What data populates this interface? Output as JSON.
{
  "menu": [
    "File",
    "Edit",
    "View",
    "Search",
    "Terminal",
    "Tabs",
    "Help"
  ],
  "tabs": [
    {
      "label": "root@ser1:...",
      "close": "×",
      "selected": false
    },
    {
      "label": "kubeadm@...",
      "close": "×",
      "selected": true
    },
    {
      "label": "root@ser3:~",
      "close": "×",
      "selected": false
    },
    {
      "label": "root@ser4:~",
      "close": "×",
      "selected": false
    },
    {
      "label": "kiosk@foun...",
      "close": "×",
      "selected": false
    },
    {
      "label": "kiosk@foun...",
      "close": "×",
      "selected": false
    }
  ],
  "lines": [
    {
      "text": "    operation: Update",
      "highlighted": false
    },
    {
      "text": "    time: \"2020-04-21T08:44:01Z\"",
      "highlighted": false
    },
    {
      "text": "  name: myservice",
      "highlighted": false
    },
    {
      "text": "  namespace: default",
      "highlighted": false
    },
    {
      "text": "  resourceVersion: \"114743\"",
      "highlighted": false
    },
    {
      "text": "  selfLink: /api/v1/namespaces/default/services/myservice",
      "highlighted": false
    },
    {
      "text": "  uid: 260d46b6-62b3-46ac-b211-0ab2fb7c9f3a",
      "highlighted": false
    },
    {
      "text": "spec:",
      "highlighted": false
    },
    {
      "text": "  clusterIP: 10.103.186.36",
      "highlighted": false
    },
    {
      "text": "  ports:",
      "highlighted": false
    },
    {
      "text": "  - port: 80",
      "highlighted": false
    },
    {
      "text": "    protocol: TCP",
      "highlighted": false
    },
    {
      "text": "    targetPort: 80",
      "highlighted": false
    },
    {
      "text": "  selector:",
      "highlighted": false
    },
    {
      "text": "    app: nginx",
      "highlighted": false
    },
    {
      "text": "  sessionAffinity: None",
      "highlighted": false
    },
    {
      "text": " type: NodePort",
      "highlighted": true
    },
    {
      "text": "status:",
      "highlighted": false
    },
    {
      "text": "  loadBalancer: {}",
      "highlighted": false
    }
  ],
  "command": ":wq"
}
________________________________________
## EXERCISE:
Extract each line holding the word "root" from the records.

## RESULT OF THE TASK:
      "label": "root@ser1:...",
      "label": "root@ser3:~",
      "label": "root@ser4:~",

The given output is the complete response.